THE PROBLEM: Filter out all lines without the word "label" from the data below, please, and copy the rest.

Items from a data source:
════
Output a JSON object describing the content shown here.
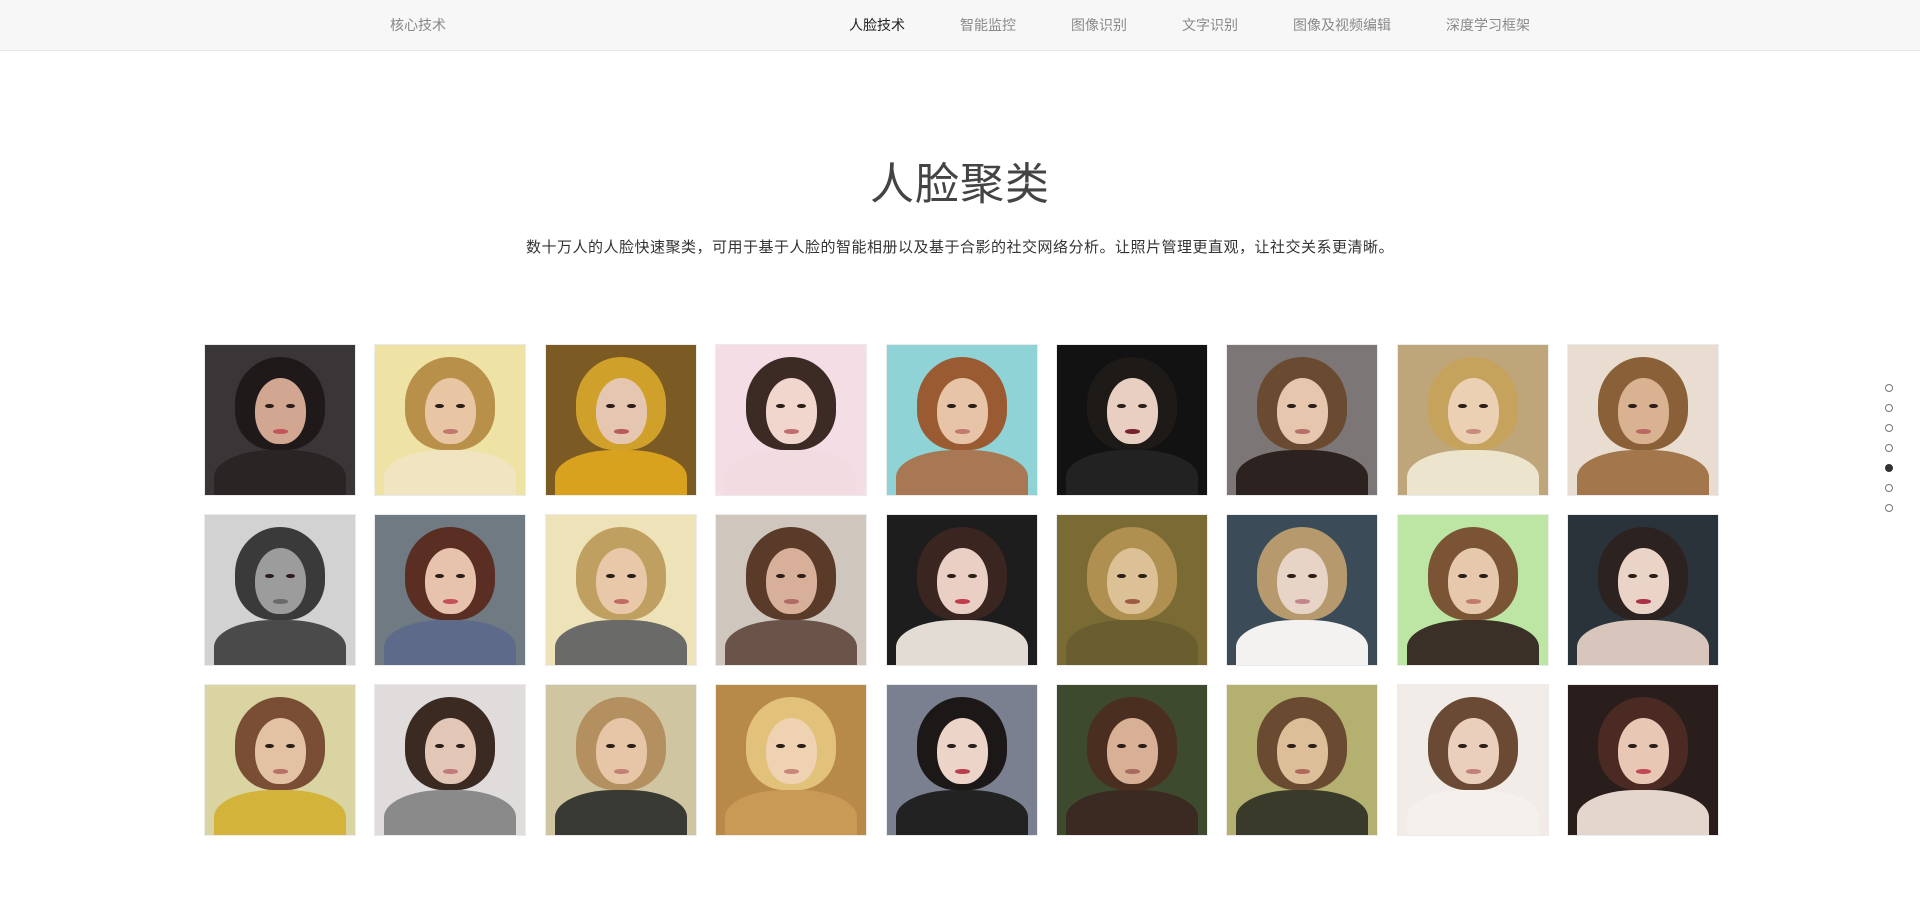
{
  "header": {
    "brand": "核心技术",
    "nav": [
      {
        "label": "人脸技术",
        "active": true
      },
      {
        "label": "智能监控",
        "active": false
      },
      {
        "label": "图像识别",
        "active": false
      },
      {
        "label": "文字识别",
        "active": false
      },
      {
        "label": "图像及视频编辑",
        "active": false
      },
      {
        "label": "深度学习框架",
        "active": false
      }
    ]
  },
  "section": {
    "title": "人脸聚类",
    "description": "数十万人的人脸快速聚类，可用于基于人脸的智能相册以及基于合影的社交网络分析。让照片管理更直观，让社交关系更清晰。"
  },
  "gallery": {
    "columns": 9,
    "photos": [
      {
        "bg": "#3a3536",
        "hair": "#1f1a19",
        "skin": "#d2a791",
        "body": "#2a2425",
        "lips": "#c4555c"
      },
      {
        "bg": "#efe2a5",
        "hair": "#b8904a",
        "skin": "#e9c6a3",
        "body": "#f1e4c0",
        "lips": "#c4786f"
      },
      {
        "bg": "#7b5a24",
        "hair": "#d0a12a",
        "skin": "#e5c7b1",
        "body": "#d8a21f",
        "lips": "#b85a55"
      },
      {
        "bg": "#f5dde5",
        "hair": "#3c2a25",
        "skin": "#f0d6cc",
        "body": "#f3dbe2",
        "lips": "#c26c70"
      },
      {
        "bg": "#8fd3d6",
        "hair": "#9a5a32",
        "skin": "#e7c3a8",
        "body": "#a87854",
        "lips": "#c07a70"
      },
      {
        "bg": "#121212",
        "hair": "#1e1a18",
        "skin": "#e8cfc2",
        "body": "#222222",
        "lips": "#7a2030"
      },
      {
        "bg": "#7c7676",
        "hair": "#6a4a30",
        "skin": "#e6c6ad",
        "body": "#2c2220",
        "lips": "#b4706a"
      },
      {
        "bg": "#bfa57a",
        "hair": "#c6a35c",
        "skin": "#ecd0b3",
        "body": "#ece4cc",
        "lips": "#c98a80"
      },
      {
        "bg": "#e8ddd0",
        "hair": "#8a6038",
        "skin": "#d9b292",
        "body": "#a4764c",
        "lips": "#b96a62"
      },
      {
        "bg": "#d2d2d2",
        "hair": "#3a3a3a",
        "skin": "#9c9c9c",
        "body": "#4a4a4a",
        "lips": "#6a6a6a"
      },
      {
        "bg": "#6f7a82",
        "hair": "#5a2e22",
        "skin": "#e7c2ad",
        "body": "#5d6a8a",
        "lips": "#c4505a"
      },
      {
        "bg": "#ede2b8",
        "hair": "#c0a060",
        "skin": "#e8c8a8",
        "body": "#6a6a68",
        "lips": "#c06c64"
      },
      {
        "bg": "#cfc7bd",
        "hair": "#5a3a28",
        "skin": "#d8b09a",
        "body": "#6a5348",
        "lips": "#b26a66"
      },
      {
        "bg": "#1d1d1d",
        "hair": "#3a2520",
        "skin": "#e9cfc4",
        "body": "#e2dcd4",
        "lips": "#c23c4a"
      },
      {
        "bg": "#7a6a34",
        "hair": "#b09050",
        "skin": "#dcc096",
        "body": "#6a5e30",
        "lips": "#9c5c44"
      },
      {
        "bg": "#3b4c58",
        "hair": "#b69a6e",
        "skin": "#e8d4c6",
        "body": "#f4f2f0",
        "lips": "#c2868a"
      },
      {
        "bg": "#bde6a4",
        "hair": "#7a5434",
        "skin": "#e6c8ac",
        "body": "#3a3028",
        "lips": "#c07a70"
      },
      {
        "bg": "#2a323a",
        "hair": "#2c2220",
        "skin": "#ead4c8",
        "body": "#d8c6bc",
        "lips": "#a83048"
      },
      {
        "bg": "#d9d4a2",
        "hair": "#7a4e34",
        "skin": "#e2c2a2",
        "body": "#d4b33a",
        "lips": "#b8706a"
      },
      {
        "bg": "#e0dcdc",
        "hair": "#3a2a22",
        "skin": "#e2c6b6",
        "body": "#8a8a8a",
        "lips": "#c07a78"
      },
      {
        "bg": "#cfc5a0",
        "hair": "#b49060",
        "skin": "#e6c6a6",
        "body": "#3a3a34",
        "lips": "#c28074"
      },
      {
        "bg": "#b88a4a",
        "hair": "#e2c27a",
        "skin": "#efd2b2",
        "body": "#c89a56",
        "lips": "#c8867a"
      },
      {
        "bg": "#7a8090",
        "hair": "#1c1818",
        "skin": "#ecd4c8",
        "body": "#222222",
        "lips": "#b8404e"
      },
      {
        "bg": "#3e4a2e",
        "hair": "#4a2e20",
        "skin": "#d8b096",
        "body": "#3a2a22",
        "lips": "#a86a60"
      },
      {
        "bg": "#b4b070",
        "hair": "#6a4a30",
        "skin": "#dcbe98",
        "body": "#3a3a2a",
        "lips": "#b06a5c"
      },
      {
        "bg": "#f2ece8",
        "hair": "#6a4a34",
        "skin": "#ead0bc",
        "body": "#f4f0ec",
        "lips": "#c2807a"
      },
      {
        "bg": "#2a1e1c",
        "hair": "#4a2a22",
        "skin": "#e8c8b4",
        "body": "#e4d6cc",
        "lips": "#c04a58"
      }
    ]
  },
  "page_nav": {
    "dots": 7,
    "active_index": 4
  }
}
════
OUTPUT FOR THIS TASK:
        "label": "人脸技术",
        "label": "智能监控",
        "label": "图像识别",
        "label": "文字识别",
        "label": "图像及视频编辑",
        "label": "深度学习框架",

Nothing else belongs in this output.